=== Section Start ===

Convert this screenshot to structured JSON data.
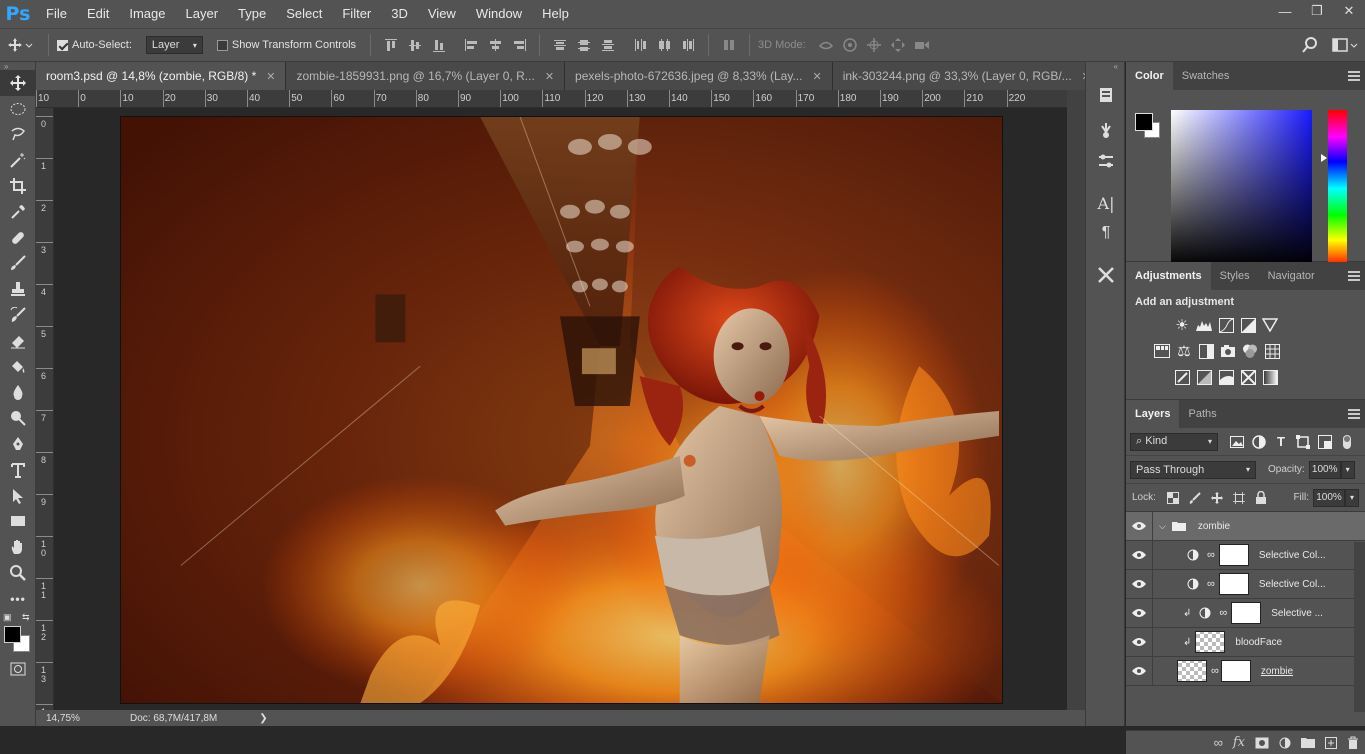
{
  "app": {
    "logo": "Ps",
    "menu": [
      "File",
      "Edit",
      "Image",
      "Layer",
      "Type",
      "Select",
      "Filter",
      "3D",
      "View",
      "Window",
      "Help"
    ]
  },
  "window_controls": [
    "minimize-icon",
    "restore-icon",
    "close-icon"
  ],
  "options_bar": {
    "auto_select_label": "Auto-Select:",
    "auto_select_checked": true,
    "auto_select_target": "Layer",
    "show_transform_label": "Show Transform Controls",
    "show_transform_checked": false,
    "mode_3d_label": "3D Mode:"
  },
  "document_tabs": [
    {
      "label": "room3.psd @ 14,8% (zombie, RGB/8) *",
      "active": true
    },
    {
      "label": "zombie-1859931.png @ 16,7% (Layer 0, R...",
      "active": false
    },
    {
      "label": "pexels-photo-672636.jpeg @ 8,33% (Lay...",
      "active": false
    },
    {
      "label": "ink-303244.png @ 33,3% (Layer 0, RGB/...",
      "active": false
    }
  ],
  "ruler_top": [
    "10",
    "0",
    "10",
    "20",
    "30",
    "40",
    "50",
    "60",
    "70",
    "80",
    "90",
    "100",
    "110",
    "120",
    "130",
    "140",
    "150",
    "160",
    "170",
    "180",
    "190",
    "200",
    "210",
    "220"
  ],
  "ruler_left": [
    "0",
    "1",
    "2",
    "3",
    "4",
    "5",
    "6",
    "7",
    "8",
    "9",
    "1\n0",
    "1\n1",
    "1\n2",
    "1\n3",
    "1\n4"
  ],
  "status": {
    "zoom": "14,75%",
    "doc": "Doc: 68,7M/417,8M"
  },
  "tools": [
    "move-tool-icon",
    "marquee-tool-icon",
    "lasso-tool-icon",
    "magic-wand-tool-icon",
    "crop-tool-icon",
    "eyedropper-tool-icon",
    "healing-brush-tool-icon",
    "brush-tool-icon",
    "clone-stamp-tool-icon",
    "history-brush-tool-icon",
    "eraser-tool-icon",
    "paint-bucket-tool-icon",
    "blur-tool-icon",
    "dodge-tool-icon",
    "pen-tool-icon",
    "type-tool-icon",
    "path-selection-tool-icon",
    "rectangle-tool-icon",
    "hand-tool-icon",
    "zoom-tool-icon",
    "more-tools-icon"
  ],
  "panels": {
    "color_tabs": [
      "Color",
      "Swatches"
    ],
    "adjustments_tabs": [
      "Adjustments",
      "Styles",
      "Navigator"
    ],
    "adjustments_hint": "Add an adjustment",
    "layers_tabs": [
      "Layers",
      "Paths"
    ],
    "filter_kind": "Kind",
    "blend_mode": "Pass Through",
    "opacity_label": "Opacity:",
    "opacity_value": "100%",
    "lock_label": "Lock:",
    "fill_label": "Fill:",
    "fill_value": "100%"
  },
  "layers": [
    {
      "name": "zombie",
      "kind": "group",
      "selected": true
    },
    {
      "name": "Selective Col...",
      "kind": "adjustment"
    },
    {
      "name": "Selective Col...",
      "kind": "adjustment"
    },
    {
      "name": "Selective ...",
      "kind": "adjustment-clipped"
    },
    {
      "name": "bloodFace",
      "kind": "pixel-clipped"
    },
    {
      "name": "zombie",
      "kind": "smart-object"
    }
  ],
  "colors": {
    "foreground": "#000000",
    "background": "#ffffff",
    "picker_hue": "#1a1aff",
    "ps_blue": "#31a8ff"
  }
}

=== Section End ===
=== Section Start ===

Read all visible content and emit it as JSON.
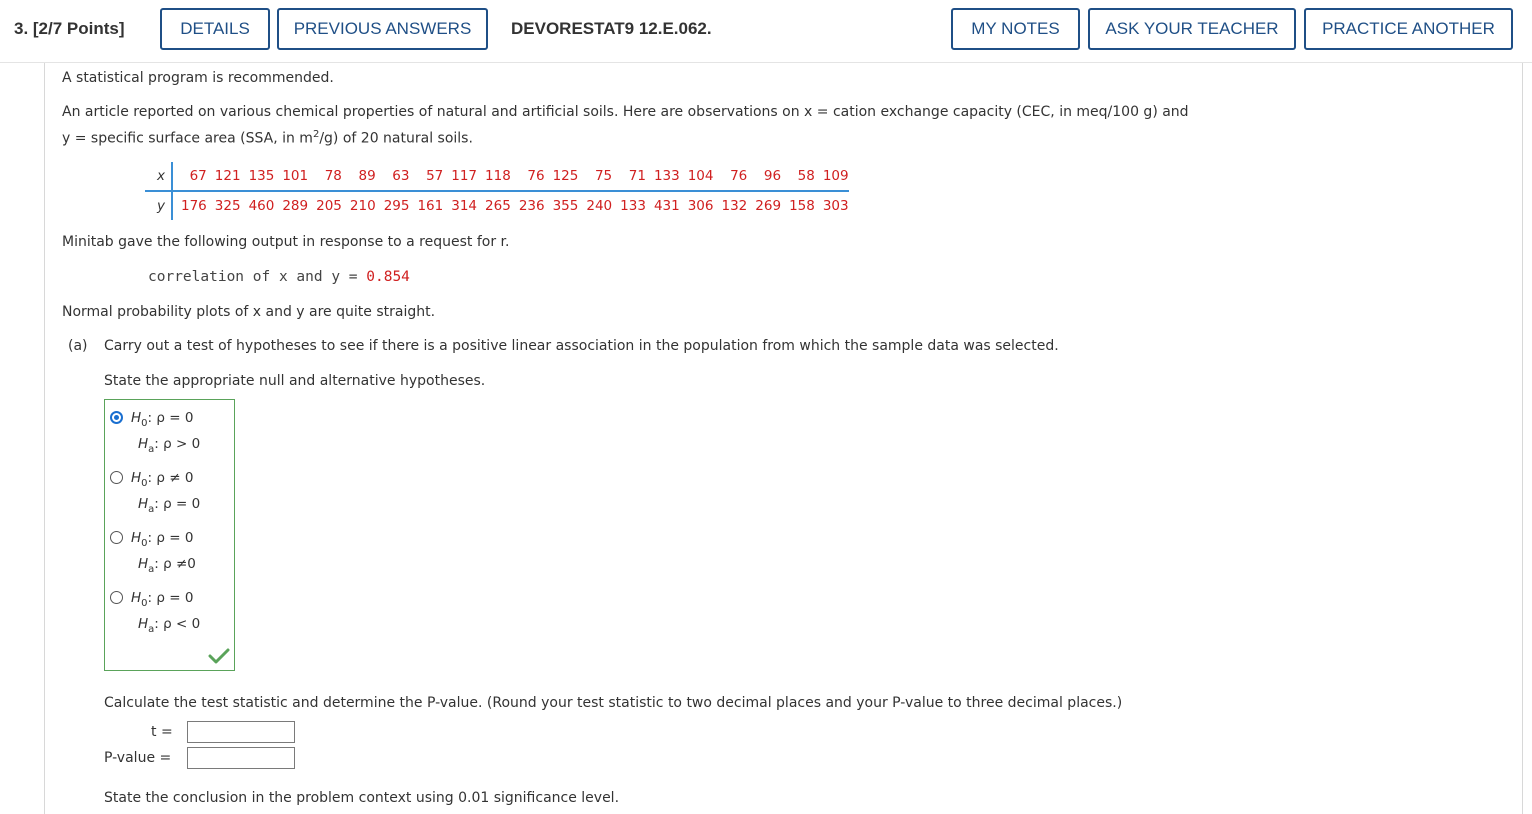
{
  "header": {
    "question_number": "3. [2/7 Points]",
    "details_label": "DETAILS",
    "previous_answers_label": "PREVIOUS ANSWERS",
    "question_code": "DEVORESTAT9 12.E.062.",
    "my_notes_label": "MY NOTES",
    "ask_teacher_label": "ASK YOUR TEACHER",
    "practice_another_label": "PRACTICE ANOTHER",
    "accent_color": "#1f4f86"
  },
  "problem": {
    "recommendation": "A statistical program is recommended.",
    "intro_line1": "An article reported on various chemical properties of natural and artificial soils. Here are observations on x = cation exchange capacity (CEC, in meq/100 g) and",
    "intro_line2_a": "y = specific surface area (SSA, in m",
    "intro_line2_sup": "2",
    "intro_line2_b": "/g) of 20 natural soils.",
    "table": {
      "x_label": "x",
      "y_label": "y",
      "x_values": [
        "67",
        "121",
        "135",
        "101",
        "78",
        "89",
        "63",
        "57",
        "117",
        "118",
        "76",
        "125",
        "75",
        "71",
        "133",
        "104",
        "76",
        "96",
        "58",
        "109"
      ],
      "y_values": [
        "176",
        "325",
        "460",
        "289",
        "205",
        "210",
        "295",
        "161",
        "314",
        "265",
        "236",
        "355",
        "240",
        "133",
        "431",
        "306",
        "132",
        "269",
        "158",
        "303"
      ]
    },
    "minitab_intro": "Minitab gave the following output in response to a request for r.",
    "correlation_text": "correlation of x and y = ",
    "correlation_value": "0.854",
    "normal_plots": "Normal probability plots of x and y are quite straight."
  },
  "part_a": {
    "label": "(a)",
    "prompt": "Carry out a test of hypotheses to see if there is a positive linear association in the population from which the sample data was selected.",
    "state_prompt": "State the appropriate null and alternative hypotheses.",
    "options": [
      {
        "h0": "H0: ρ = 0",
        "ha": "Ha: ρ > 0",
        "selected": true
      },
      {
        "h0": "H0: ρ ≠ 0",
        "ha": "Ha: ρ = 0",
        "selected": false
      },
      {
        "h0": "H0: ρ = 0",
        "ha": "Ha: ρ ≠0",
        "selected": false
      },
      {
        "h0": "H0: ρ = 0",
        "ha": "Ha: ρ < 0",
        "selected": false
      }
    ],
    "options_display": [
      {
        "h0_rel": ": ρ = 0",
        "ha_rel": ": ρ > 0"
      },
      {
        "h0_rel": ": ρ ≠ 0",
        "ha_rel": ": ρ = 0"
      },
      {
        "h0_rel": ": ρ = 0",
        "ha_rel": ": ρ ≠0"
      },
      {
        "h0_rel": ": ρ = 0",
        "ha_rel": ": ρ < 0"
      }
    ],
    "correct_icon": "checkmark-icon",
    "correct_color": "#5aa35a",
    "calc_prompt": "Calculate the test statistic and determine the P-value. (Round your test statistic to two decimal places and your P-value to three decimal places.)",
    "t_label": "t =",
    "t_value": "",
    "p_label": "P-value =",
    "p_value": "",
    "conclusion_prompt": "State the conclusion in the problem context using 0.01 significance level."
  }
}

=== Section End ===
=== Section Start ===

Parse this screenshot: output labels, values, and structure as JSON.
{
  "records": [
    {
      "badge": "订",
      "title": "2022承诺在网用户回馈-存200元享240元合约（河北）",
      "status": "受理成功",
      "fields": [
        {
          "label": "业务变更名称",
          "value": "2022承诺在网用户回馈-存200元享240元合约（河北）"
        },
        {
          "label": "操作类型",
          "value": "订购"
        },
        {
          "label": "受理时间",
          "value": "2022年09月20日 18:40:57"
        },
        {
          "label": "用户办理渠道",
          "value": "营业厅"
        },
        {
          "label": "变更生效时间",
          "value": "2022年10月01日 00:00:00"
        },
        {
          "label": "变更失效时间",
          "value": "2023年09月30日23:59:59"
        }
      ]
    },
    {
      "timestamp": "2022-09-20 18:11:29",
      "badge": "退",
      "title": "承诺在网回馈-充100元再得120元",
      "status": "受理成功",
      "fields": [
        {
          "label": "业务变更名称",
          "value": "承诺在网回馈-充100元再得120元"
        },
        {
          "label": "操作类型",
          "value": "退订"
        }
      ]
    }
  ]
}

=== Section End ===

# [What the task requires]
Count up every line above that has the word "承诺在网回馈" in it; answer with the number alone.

# [Exercise answer]
2